- [Exercise] All records should be reproduced verbatim.

(Component data from apps and pages)
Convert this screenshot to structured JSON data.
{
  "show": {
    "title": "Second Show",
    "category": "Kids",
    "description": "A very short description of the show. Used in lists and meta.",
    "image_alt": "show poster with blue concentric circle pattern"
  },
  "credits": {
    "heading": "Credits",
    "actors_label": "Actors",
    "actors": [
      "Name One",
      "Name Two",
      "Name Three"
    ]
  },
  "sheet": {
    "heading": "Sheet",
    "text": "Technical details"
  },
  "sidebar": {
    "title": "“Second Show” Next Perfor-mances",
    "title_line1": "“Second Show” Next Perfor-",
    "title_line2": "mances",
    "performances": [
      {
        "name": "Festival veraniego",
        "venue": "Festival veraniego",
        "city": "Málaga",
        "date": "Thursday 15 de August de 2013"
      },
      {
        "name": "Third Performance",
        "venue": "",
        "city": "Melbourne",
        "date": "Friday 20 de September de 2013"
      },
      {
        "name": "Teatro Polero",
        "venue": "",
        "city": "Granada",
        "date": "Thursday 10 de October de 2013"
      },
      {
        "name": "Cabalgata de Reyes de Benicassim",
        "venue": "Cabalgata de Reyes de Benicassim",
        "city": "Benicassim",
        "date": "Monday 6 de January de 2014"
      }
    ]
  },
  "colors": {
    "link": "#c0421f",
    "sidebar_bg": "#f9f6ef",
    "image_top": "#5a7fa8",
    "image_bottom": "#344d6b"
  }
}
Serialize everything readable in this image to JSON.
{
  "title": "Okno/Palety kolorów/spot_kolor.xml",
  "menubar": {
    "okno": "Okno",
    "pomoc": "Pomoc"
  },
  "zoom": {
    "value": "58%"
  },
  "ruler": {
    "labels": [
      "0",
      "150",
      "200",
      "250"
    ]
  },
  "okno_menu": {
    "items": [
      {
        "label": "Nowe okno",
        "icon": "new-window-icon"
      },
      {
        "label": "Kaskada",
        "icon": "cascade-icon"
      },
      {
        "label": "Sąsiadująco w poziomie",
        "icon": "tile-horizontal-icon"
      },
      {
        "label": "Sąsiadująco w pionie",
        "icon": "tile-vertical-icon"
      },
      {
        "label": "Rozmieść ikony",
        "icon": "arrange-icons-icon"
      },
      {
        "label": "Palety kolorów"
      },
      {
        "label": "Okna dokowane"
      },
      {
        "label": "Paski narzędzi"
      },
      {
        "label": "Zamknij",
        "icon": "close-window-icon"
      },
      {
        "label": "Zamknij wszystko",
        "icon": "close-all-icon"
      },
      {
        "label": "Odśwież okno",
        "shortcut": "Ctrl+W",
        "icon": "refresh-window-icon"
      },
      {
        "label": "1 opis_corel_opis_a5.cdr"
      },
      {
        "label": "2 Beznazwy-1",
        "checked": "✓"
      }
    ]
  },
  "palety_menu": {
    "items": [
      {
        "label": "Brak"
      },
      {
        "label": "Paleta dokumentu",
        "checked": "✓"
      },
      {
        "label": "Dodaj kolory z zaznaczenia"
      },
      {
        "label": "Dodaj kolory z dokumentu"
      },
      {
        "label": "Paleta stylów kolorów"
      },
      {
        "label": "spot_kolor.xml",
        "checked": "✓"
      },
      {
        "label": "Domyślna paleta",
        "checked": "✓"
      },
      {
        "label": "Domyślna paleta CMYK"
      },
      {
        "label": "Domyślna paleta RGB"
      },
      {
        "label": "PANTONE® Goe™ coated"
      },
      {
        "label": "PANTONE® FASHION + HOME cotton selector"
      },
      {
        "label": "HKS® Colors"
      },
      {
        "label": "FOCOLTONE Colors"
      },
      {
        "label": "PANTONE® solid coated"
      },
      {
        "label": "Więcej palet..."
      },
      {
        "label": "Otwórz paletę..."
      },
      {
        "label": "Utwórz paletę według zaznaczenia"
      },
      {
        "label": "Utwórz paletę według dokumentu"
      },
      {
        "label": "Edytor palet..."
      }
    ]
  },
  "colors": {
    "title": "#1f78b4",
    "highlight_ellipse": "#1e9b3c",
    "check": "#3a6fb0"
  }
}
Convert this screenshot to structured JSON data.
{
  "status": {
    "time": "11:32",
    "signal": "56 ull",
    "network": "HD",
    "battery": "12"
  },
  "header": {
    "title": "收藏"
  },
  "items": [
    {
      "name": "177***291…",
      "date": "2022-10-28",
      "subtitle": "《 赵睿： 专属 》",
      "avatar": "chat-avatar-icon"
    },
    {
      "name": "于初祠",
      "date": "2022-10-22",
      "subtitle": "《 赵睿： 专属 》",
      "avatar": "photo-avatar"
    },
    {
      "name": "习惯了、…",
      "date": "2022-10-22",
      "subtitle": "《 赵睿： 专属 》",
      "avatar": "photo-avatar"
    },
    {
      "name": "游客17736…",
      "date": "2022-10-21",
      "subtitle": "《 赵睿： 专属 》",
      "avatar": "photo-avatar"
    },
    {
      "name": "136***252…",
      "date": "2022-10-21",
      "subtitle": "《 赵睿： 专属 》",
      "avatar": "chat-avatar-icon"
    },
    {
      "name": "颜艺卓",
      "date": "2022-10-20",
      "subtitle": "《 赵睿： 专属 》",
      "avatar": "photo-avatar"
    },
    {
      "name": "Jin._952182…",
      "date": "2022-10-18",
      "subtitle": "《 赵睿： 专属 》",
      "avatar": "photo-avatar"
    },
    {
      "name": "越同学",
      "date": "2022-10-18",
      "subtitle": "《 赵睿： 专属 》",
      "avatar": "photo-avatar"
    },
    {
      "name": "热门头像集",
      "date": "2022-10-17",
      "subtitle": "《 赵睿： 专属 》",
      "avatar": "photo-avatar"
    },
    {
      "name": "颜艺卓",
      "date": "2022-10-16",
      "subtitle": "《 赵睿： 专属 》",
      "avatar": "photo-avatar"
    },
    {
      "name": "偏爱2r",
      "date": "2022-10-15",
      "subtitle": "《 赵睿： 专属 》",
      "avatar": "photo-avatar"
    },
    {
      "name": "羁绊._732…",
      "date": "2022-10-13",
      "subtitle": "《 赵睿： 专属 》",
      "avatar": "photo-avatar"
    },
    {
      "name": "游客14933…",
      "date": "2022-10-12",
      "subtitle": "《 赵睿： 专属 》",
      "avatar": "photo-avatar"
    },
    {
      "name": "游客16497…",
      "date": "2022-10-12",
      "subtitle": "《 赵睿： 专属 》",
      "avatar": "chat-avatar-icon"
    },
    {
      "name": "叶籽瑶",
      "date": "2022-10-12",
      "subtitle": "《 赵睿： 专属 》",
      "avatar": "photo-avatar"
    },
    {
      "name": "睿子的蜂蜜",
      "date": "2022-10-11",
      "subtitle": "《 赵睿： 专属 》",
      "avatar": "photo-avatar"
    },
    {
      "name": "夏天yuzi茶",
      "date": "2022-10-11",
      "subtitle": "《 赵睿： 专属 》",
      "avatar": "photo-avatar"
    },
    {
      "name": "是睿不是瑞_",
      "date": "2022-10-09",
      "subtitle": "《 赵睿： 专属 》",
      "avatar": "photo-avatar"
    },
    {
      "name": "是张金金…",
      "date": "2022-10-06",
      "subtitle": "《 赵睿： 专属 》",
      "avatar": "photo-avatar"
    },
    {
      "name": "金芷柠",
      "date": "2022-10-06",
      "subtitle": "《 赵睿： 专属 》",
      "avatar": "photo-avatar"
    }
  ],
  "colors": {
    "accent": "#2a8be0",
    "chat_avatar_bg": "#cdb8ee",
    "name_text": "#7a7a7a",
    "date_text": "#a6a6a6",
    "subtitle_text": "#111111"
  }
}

- [Expected output]
Convert this screenshot to structured JSON data.
{
  "show": {
    "title": "Second Show",
    "category": "Kids",
    "description": "A very short description of the show. Used in lists and meta.",
    "image_alt": "show poster with blue concentric circle pattern"
  },
  "credits": {
    "heading": "Credits",
    "actors_label": "Actors",
    "actors": [
      "Name One",
      "Name Two",
      "Name Three"
    ]
  },
  "sheet": {
    "heading": "Sheet",
    "text": "Technical details"
  },
  "sidebar": {
    "title": "“Second Show” Next Perfor-mances",
    "title_line1": "“Second Show” Next Perfor-",
    "title_line2": "mances",
    "performances": [
      {
        "name": "Festival veraniego",
        "venue": "Festival veraniego",
        "city": "Málaga",
        "date": "Thursday 15 de August de 2013"
      },
      {
        "name": "Third Performance",
        "venue": "",
        "city": "Melbourne",
        "date": "Friday 20 de September de 2013"
      },
      {
        "name": "Teatro Polero",
        "venue": "",
        "city": "Granada",
        "date": "Thursday 10 de October de 2013"
      },
      {
        "name": "Cabalgata de Reyes de Benicassim",
        "venue": "Cabalgata de Reyes de Benicassim",
        "city": "Benicassim",
        "date": "Monday 6 de January de 2014"
      }
    ]
  },
  "colors": {
    "link": "#c0421f",
    "sidebar_bg": "#f9f6ef",
    "image_top": "#5a7fa8",
    "image_bottom": "#344d6b"
  }
}
Serialize everything readable in this image to JSON.
{
  "title": "Okno/Palety kolorów/spot_kolor.xml",
  "menubar": {
    "okno": "Okno",
    "pomoc": "Pomoc"
  },
  "zoom": {
    "value": "58%"
  },
  "ruler": {
    "labels": [
      "0",
      "150",
      "200",
      "250"
    ]
  },
  "okno_menu": {
    "items": [
      {
        "label": "Nowe okno",
        "icon": "new-window-icon"
      },
      {
        "label": "Kaskada",
        "icon": "cascade-icon"
      },
      {
        "label": "Sąsiadująco w poziomie",
        "icon": "tile-horizontal-icon"
      },
      {
        "label": "Sąsiadująco w pionie",
        "icon": "tile-vertical-icon"
      },
      {
        "label": "Rozmieść ikony",
        "icon": "arrange-icons-icon"
      },
      {
        "label": "Palety kolorów"
      },
      {
        "label": "Okna dokowane"
      },
      {
        "label": "Paski narzędzi"
      },
      {
        "label": "Zamknij",
        "icon": "close-window-icon"
      },
      {
        "label": "Zamknij wszystko",
        "icon": "close-all-icon"
      },
      {
        "label": "Odśwież okno",
        "shortcut": "Ctrl+W",
        "icon": "refresh-window-icon"
      },
      {
        "label": "1 opis_corel_opis_a5.cdr"
      },
      {
        "label": "2 Beznazwy-1",
        "checked": "✓"
      }
    ]
  },
  "palety_menu": {
    "items": [
      {
        "label": "Brak"
      },
      {
        "label": "Paleta dokumentu",
        "checked": "✓"
      },
      {
        "label": "Dodaj kolory z zaznaczenia"
      },
      {
        "label": "Dodaj kolory z dokumentu"
      },
      {
        "label": "Paleta stylów kolorów"
      },
      {
        "label": "spot_kolor.xml",
        "checked": "✓"
      },
      {
        "label": "Domyślna paleta",
        "checked": "✓"
      },
      {
        "label": "Domyślna paleta CMYK"
      },
      {
        "label": "Domyślna paleta RGB"
      },
      {
        "label": "PANTONE® Goe™ coated"
      },
      {
        "label": "PANTONE® FASHION + HOME cotton selector"
      },
      {
        "label": "HKS® Colors"
      },
      {
        "label": "FOCOLTONE Colors"
      },
      {
        "label": "PANTONE® solid coated"
      },
      {
        "label": "Więcej palet..."
      },
      {
        "label": "Otwórz paletę..."
      },
      {
        "label": "Utwórz paletę według zaznaczenia"
      },
      {
        "label": "Utwórz paletę według dokumentu"
      },
      {
        "label": "Edytor palet..."
      }
    ]
  },
  "colors": {
    "title": "#1f78b4",
    "highlight_ellipse": "#1e9b3c",
    "check": "#3a6fb0"
  }
}
Convert this screenshot to structured JSON data.
{
  "status": {
    "time": "11:32",
    "signal": "56 ull",
    "network": "HD",
    "battery": "12"
  },
  "header": {
    "title": "收藏"
  },
  "items": [
    {
      "name": "177***291…",
      "date": "2022-10-28",
      "subtitle": "《 赵睿： 专属 》",
      "avatar": "chat-avatar-icon"
    },
    {
      "name": "于初祠",
      "date": "2022-10-22",
      "subtitle": "《 赵睿： 专属 》",
      "avatar": "photo-avatar"
    },
    {
      "name": "习惯了、…",
      "date": "2022-10-22",
      "subtitle": "《 赵睿： 专属 》",
      "avatar": "photo-avatar"
    },
    {
      "name": "游客17736…",
      "date": "2022-10-21",
      "subtitle": "《 赵睿： 专属 》",
      "avatar": "photo-avatar"
    },
    {
      "name": "136***252…",
      "date": "2022-10-21",
      "subtitle": "《 赵睿： 专属 》",
      "avatar": "chat-avatar-icon"
    },
    {
      "name": "颜艺卓",
      "date": "2022-10-20",
      "subtitle": "《 赵睿： 专属 》",
      "avatar": "photo-avatar"
    },
    {
      "name": "Jin._952182…",
      "date": "2022-10-18",
      "subtitle": "《 赵睿： 专属 》",
      "avatar": "photo-avatar"
    },
    {
      "name": "越同学",
      "date": "2022-10-18",
      "subtitle": "《 赵睿： 专属 》",
      "avatar": "photo-avatar"
    },
    {
      "name": "热门头像集",
      "date": "2022-10-17",
      "subtitle": "《 赵睿： 专属 》",
      "avatar": "photo-avatar"
    },
    {
      "name": "颜艺卓",
      "date": "2022-10-16",
      "subtitle": "《 赵睿： 专属 》",
      "avatar": "photo-avatar"
    },
    {
      "name": "偏爱2r",
      "date": "2022-10-15",
      "subtitle": "《 赵睿： 专属 》",
      "avatar": "photo-avatar"
    },
    {
      "name": "羁绊._732…",
      "date": "2022-10-13",
      "subtitle": "《 赵睿： 专属 》",
      "avatar": "photo-avatar"
    },
    {
      "name": "游客14933…",
      "date": "2022-10-12",
      "subtitle": "《 赵睿： 专属 》",
      "avatar": "photo-avatar"
    },
    {
      "name": "游客16497…",
      "date": "2022-10-12",
      "subtitle": "《 赵睿： 专属 》",
      "avatar": "chat-avatar-icon"
    },
    {
      "name": "叶籽瑶",
      "date": "2022-10-12",
      "subtitle": "《 赵睿： 专属 》",
      "avatar": "photo-avatar"
    },
    {
      "name": "睿子的蜂蜜",
      "date": "2022-10-11",
      "subtitle": "《 赵睿： 专属 》",
      "avatar": "photo-avatar"
    },
    {
      "name": "夏天yuzi茶",
      "date": "2022-10-11",
      "subtitle": "《 赵睿： 专属 》",
      "avatar": "photo-avatar"
    },
    {
      "name": "是睿不是瑞_",
      "date": "2022-10-09",
      "subtitle": "《 赵睿： 专属 》",
      "avatar": "photo-avatar"
    },
    {
      "name": "是张金金…",
      "date": "2022-10-06",
      "subtitle": "《 赵睿： 专属 》",
      "avatar": "photo-avatar"
    },
    {
      "name": "金芷柠",
      "date": "2022-10-06",
      "subtitle": "《 赵睿： 专属 》",
      "avatar": "photo-avatar"
    }
  ],
  "colors": {
    "accent": "#2a8be0",
    "chat_avatar_bg": "#cdb8ee",
    "name_text": "#7a7a7a",
    "date_text": "#a6a6a6",
    "subtitle_text": "#111111"
  }
}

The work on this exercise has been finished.